Time for transparency to meet our climate goals

  • National Newswatch

Canada cannot realize its climate change policy goals without addressing loopholes in its regulatory process. Laggard industry players have abused the essential permit process at Environment and Climate Change Canada (ECCC) to delay investments in  innovative climate solutions.Foam insulating board products, a $250 million industry in Canada are used mainly to insulate homes and large office buildings, where heating and cooling accounts for half of all energy use.  For decades, nearly all of this foam insulation has contained hydrofluorocarbons (HFCs), potent greenhouse gases that pack more than 1,000 times the heat-trapping punch of carbon dioxide.Over the past several years, driven by ECCC's regulations, many participants in the foam insulation industry have innovated new environmentally preferable products that have reduced climate impact by 99.9%. The regulations require a transition to these better options, but they are meaningless because of a giant loophole.Instead of rewarding industry innovators for bringing solutions to the table, ECCC can issue “essential purpose permits” in a non-public process under existing regulations, allowing continued production and import of high climate impact HFC foam insulation products in Canada.Indeed, permits were recently issued, offering special treatment to companies whose products are warming our climate despite Canada's thriving domestic industry producing these better environmentally preferable products and a large pipeline of similar imported products.By approving exemptions that allow continued production of climate-harming products despite the wide availability of better alternatives, commitments under the Kigali Amendment to the Montreal Protocol are also being undermined. That amendment binds nations to reduce the consumption and production of HFCs and could prevent a warming of up to nearly 0.5 degrees Celsius by century's end.In a 2017 news release celebrating 30 years of Canadian leadership in HFC reduction, the Government of Canada urged other “countries to ratify the Kigali Amendment to the Montreal Protocol as soon as possible to start implementing it and maximize its climate benefits. The amendment is an important step towards achieving the Paris Agreement's goal of limiting global warming below two degrees Celsius by the end of the century.”Yet, without any transparent process, just months before the required transition to better alternatives took effect, essential purpose permits were issued to allow continued import and manufacturing of foam products using high climate impact HFCs.Other industry stakeholders who make and import products with a 99.9% reduction in climate impact discovered the permit through one company's own press release. When they complained to the government, providing extensive information about the availability of compliant alternatives, the solution was not to revoke the permit.
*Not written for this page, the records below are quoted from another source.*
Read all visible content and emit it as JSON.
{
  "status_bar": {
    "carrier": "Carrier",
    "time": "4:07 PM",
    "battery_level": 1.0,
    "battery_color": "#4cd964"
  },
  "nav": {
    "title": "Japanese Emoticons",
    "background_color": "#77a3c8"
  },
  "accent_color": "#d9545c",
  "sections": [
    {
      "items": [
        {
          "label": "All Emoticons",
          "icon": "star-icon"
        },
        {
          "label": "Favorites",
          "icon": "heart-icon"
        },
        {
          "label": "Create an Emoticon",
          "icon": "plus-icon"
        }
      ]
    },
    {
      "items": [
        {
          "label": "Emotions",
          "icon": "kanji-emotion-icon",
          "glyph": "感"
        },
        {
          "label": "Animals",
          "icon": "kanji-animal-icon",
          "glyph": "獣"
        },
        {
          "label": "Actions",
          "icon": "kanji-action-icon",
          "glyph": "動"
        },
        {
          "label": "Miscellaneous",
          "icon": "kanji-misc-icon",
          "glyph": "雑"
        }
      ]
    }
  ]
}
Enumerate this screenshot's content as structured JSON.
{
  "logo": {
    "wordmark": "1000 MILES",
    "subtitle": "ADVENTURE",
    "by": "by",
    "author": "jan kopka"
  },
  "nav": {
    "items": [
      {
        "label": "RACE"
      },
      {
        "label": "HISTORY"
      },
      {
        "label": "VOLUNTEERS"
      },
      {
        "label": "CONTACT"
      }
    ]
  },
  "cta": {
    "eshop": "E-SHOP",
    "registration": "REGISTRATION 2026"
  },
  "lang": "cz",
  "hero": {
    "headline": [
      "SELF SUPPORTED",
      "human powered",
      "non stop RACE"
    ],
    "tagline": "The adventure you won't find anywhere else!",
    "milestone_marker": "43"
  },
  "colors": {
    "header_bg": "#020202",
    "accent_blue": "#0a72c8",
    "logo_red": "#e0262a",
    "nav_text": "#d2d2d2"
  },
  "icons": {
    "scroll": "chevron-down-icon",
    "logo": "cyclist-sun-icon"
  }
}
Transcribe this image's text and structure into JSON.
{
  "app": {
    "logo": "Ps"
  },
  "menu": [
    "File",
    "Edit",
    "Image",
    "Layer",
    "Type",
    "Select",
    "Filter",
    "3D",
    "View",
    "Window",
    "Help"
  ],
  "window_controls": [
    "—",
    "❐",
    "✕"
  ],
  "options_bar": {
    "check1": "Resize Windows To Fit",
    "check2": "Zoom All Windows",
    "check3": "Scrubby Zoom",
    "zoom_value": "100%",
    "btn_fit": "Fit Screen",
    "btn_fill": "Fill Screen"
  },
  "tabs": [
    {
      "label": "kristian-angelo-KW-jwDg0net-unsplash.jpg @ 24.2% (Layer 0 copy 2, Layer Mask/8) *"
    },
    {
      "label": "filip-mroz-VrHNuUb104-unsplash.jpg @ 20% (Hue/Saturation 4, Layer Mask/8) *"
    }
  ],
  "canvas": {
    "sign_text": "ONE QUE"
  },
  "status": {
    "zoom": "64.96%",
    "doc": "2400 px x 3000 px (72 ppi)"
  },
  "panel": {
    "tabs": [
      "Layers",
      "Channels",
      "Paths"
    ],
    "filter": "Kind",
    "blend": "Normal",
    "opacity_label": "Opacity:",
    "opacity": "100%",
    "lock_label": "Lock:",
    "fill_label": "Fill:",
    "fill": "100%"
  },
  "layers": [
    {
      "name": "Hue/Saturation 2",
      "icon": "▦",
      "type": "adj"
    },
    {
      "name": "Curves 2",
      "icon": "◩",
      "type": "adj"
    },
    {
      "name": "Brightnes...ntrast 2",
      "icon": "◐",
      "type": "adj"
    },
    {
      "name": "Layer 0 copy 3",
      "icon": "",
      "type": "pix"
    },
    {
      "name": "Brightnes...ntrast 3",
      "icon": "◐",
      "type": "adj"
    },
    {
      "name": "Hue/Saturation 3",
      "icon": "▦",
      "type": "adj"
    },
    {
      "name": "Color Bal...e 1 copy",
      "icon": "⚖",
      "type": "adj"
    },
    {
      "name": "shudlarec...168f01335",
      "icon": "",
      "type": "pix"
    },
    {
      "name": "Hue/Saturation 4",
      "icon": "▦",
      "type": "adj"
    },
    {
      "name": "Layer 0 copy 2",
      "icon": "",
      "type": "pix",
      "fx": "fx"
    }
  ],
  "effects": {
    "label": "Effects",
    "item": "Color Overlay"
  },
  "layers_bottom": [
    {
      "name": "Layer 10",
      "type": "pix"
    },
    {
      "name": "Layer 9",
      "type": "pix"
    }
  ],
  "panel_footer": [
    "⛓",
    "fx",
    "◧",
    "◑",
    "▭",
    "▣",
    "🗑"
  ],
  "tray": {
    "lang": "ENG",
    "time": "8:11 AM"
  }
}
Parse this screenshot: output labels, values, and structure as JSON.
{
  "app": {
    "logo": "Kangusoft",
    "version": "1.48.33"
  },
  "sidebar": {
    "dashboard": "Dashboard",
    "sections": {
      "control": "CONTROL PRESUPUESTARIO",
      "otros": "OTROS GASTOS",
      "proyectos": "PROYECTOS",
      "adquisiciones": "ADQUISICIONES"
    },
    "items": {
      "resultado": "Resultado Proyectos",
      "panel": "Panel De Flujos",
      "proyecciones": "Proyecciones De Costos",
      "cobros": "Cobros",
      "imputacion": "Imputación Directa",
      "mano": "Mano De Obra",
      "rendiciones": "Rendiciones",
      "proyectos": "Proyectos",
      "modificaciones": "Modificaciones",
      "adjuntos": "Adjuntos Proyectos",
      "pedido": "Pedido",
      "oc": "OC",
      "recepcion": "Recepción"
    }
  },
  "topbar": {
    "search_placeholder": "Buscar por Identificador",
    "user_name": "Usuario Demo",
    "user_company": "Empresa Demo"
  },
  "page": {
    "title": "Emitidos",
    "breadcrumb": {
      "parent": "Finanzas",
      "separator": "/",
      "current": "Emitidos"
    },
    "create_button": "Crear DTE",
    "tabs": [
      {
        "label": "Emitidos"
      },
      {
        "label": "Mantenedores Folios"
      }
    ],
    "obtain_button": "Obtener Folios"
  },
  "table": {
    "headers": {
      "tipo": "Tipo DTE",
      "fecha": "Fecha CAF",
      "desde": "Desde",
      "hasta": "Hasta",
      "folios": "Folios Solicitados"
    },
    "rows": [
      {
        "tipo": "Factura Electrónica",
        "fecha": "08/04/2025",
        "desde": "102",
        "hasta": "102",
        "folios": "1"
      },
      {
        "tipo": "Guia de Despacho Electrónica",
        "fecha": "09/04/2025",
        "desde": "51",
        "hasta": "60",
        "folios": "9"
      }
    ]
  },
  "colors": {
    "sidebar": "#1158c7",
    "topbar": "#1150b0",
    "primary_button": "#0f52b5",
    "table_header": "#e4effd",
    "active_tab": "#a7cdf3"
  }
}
Instead, additional permits were issued.These permits could increase the amount of greenhouse gas emissions by nearly 2 million metric tons of carbon-dioxide equivalent, more if other jurisdictions follow their lead.Meanwhile, companies like mine, which invested and innovated to create solutions that are better for the planet, are left behind.We are working at top speed to advance adoption of a new generation of products that reduce climate impact by up to 99.9%. We are proud of our investments in these better products that help Canada meet its climate goals.The essential purpose permit regulations should be reformed to require a public, transparent process so laggards are not rewarded, undermining innovators who invested in critical climate solutions to meet government regulations.Ken West is Vice President and general manager of Honeywell Fluorine Products.